In recent years, orange wine has seen a resurgence in popularity, with many high-end wineries producing their own take on this unique style of wine.
Rose wine is one of the most popular types of wine, and it comes in a wide range of colors, from pale pink to deep ruby. But what do these different colors mean? The color of rose wine is determined by the amount of time that the grape skins are in contact with the juice.
For lighter-colored wines, the skins are removed after a brief maceration period, while for deeper-colored wines, the skins may be left in contact for several weeks. The resulting color can vary greatly depending on the type of grape used and the winemaking process.
However, regardless of its color, rose wine is typically light-bodied and refreshing, making it a perfect choice for a summer picnic or evening dinner party.
So next time you’re choosing a bottle of roses, don’t be afraid to experiment with different colors. You may just find your new favorite!
So, what do the different colors of wine mean? To put it simply, red wines are made with red or black grapes, while white wines are made with white grapes. The skin color of the grape variety determines the color of the wine.

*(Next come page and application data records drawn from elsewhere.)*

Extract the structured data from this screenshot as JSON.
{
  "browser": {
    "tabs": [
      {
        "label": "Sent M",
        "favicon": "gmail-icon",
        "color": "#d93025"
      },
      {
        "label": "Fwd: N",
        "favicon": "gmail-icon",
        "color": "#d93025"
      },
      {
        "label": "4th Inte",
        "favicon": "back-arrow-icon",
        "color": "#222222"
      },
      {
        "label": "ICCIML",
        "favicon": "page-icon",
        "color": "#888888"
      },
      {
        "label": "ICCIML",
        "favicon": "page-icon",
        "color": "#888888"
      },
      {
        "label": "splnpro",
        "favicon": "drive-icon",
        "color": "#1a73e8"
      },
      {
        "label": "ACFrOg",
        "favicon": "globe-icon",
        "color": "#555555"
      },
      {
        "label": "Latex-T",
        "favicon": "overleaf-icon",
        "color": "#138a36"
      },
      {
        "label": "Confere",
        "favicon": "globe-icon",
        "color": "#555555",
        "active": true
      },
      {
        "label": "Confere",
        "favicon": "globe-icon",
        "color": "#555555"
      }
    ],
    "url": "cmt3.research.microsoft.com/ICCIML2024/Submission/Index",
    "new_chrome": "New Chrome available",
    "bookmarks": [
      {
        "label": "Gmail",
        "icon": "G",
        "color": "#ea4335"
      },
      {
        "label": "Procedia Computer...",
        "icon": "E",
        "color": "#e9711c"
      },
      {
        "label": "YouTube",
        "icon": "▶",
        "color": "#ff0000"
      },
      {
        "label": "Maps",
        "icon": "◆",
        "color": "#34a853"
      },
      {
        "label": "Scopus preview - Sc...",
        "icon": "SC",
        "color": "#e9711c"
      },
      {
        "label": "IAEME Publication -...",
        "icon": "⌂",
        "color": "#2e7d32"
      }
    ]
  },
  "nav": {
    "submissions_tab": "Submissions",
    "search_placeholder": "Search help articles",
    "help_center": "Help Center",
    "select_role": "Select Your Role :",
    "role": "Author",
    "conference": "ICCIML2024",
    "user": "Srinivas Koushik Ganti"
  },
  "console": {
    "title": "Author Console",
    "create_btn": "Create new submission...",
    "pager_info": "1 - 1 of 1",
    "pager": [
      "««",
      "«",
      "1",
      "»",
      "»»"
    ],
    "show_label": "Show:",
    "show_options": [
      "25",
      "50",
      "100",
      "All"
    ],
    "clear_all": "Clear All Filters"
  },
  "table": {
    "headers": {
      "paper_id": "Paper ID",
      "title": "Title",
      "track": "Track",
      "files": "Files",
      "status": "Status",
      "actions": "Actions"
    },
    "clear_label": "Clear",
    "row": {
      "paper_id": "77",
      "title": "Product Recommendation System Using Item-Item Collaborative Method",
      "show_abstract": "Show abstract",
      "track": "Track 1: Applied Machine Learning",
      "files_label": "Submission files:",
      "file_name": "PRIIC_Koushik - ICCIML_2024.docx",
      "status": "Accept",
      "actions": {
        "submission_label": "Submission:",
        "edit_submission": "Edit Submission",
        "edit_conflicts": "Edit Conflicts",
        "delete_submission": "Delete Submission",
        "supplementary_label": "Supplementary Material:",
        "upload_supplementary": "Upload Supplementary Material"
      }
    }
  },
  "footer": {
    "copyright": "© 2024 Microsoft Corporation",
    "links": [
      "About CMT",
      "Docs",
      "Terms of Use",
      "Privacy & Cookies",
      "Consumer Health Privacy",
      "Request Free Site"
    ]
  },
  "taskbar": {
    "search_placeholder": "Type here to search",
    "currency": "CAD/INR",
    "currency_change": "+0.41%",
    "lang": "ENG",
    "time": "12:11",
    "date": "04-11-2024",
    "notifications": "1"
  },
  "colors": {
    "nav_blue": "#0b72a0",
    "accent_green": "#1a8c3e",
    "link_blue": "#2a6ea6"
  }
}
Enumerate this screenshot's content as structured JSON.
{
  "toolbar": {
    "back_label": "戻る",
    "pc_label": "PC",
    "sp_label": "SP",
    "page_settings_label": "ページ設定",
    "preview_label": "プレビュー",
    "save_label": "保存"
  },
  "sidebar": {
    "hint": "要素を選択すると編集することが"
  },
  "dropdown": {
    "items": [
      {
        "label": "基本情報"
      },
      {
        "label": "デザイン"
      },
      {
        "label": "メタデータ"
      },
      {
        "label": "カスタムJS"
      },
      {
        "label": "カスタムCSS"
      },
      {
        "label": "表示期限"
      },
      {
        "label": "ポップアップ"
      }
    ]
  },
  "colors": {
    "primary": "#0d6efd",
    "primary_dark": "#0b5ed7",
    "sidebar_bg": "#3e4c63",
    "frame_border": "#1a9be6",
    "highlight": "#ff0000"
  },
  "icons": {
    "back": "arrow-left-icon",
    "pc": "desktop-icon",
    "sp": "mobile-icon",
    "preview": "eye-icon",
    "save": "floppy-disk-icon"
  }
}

The amount of time that the grape skins are in contact with the juice also affects the color of the wine. For example, if the skins are removed immediately after crushing, the wine will be pale in color.
On the other hand, if the skins are left in contact with the juice for a longer period of time, the wine will be darker in color. In general, red wines tend to be deeper in color than white wines.
Now that you know a little bit more about the different colors of wine, you can choose your next bottle with confidence!
White wines are perfect for occasions when you want a refreshing beverage, while red wines pair well with hearty meals. And if you’re ever feeling adventurous, don’t hesitate to try a pink wine – it just might become your new favorite!